Back in April of this year, President Obama announced a bold new vision and approach to human space exploration for the 21st Century from the Kennedy Space Center at Cape Canaveral. While he was speaking, few in the black community noticed the proposed increases to NASA’s budget to the tune of $6 billion over the next 5 years targeted mostly for private companies to lead the effort developing advanced spacecraft technologies, increase human spaceflight, decrease costs and create thousands of jobs. This can be the start of something dramatic and game changing especially with the retirement of the Space Shuttle in less than 5 years. Just as many of today’s internet and technology barons were fostered to some degree by government financial infusion and support, so are Obama’s plans for the aerospace industry. One thing that is certain, the space game will never be the same. In effect, the president has issued a clarion call to entrepreneurs of every walk in life that his administration will be seeding a whole new space flight industry – one that is more commercial and as we know, historically less welcoming to black businesspeople.
African Americans entrepreneurs, should not be dissuaded by the past and without delay begin to aggressively make their way through NASA’s and private sector doors. If not to learn more about partnership opportunities for minorities within their operations, but they should also be finding a place at the table because of the severe need for more jobs in the black community. According to the Bureau of Labor Statistics June 2010 report, African American unemployment is hemorrhaging at a deplorable 15.4% and has been holding steady in that range for over a year. To offer comparison, the white unemployment rate is a mere 8.6% and only recently dropped to that level as the effects of the President’s stimulus efforts began winding down.
Something that should give African Americans more reason to pause is the 2002 Space Tourism Market Study by the Futron Corporation which indicates that the public space travel industry alone could grow to be worth over $1 Trillion by 2021, ferrying over 15,000 passengers on orbital and suborbital trips. Put in context, who would have thought the Internet in 1995 would have such a big impact on our economy and everyday lives as it does today (over $1.4 Trillion). Do the same possibilities hold for the commercial space industry? Will this mean new R&D, business opportunities and career opportunities for African Americans firms and HBCU’s in sectors traditionally associated and not associated with space such as space travel agencies, specialty foods, construction, health and fitness, sports, consulting services, communications, etc?
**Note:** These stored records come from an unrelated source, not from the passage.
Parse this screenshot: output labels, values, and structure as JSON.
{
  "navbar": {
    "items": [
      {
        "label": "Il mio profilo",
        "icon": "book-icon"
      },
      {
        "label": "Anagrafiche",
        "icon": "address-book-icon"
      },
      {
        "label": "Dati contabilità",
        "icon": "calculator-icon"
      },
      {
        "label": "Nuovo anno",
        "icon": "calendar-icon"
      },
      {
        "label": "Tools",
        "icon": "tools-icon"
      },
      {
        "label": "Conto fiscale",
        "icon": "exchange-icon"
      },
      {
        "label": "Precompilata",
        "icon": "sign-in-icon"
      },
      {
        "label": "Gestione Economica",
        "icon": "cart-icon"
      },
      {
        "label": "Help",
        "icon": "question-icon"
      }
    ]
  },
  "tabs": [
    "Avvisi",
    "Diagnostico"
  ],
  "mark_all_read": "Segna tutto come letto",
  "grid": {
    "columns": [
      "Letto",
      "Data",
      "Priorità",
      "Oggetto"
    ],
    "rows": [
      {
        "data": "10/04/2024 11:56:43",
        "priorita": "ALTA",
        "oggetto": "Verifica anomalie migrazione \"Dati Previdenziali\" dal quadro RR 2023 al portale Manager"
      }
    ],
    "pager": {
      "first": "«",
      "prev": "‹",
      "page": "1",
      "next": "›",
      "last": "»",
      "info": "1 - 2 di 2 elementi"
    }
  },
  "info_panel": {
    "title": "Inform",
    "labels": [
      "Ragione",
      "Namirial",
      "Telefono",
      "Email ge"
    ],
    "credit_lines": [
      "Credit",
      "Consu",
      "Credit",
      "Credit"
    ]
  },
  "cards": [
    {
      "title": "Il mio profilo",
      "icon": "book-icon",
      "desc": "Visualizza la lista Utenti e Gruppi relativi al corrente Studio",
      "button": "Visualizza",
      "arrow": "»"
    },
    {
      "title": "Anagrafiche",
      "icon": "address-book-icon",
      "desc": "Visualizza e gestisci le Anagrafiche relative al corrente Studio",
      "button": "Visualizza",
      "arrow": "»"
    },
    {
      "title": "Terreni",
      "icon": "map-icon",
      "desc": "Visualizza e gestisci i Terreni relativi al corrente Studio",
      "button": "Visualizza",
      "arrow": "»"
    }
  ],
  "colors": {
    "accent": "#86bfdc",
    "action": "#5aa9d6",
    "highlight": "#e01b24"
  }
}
There is a vocal segment of opposition in Congress to the president’s new plan mainly from delegations in Florida and Texas – who stand to lose the most. Thankfully on the frontlines and intrinsically involved in charting NASA’s next steps are members of the Congressional Black Caucus such as Congresswomen Donna Edwards of Maryland, Marcia Fudge of Ohio and Congressman Chakah Fattah of Pennsylvania, who serves on the House Committee on Appropriations, Sub-Committee on Science State, Justice and Commerce and Related Agencies. Because of their committee assignments these three members as well as other CBC members will all have a hand in setting the course for NASA. Others influential in this process will be Congress members with large NASA and space industry facilities which employ thousands of Americans in their districts such as Congresswomen Eddie Bernice Johnson and Sheila Jackson Lee of Texas. The African American members of Congress will have a definite impact on how NASA goes forward and how we proceed as a space faring nation in relation to man’s new adventure beyond the cradle of earth.
Allen Herbert, Vice President, JAKA Consulting Group. Allen is a graduate of University of Southern California in Los Angeles, CA, with a Bachelor of Science degree in Aero-space Engineering, and a Government Relations/Business Development executive with 20+ years experience in business development, strategic planning, international business and technology projects.